Keeping an Idea Log

I occasionally give a free seminar on “Thinking about Thinking”. I am not an expert in this subject. However, I read quite a bit and practice some. Therefore, I find this as a way of sharing ideas and brainstorming with others.

One of the things I tell my audience is to keep an idea log. It is a simple journal of the ideas. You get ideas when you read books, talk to people, listen to radio, watch TV or taking a shower. These are worth recording. This is the very first step.

I keep one. I have been doing that for several years now.Since I cannot act on all of them, just the thrill of seeing one of your old ideas becoming a product somewhere makes it worth it. There is no specific format, but here is what I keep track of:

– The name of the idea (it is good to name it. Use a keyword or phrase)
– What is the source of the idea (so that I can go back to more if I need)
– When did I get it
– What am I going to do about it (next steps – research more, let it cook etc.)

I started with a notebook, moved to a notepad, then to a Microsoft Word document and now I use a wiki.

Not all ideas may be good.

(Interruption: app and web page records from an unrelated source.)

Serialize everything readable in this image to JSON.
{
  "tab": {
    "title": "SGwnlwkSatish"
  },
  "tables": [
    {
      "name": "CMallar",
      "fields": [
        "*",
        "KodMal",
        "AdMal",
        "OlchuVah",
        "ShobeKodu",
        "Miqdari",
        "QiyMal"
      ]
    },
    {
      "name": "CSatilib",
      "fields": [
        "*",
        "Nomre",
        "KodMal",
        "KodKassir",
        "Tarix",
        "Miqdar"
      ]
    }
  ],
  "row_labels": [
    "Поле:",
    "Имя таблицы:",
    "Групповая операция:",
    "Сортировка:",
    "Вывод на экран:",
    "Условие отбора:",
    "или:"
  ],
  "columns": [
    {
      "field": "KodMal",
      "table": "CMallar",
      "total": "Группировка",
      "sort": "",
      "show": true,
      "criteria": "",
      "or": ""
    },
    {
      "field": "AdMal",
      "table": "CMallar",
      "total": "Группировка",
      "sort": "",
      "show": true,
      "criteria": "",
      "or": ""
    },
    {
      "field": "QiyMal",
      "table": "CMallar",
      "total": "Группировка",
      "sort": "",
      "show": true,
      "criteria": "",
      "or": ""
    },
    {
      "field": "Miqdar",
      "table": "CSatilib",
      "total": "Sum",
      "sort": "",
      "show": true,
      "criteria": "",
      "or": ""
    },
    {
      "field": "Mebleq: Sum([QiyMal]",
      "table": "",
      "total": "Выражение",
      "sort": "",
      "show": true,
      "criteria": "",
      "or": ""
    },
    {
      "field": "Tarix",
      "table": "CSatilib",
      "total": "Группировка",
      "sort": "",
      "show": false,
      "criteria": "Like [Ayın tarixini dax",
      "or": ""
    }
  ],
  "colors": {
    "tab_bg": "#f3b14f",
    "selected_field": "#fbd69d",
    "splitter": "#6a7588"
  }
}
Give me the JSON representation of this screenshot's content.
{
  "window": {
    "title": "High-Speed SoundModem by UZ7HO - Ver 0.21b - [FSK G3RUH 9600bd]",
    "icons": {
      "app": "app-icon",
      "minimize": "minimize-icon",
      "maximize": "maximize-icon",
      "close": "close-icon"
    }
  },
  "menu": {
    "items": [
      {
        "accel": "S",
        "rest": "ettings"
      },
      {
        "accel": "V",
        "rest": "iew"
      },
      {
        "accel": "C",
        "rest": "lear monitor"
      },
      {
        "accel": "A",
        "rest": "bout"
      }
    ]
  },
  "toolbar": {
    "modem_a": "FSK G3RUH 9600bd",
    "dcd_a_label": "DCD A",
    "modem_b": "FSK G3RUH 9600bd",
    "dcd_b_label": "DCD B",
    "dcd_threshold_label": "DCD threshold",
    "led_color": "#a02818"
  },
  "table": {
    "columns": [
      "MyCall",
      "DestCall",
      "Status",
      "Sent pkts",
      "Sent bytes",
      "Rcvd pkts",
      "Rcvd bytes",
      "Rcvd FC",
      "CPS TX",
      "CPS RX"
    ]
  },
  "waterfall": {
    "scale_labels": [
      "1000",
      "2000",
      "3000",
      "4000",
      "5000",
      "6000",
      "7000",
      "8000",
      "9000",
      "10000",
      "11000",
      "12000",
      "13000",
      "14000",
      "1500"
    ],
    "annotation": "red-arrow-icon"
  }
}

However, ideas are stepping-stones to other ideas. If you discuss your ideas with friends and family, you may get a lot of useful input. You can use this to refine the ideas further. I will guarantee that this will make you think more. Just try it. You may be pleasantly surprised.

Internet Librarian 2005 – Day One Keynote

This is my first time at this conference. It was fun. In his keynote, Lee Rainie talked about some interesting statistics and trends. Here is a high level summary:

Teens and Technology
Lee talked about the influence of internet and cell phones on the daily life of teens.

– 87% of those between ages 12 and 17 are online
– Usage of internet for shopping, getting news and playing online games has grown significantly
– Teens communicate by multiple channels simultaneously and effortlessly

The hyperconnected, actively engaged population called Generation M, already influence many new applications.

Lee pointed out some interesting trends.

– Internet of things (every thing will have an IP address soon)
– The long tail phenomenon outlined by Chris Anderson
– Growth of content creation and social tagging
– Increasing mobile access to internet

He concluded by pointing out Linda Stones concept of “Continous Partial Attention” and its implications on the future of learning.

I caught a couple of interesting sessions. One was “Thirty Search Tips in 40 minutes” by Mary Ellent Bates. She promised to put up the presentation on her website.

The other one was “Tips for Keeping Up: Expert Panel”. Gary, Genie and Steven shared many tips and techniques for staying in step with the fast-changing online information world. More about this in a future blog.


Digital Divisions

Teens and Technology

Multi-tasking becomes Continuous Partial Attention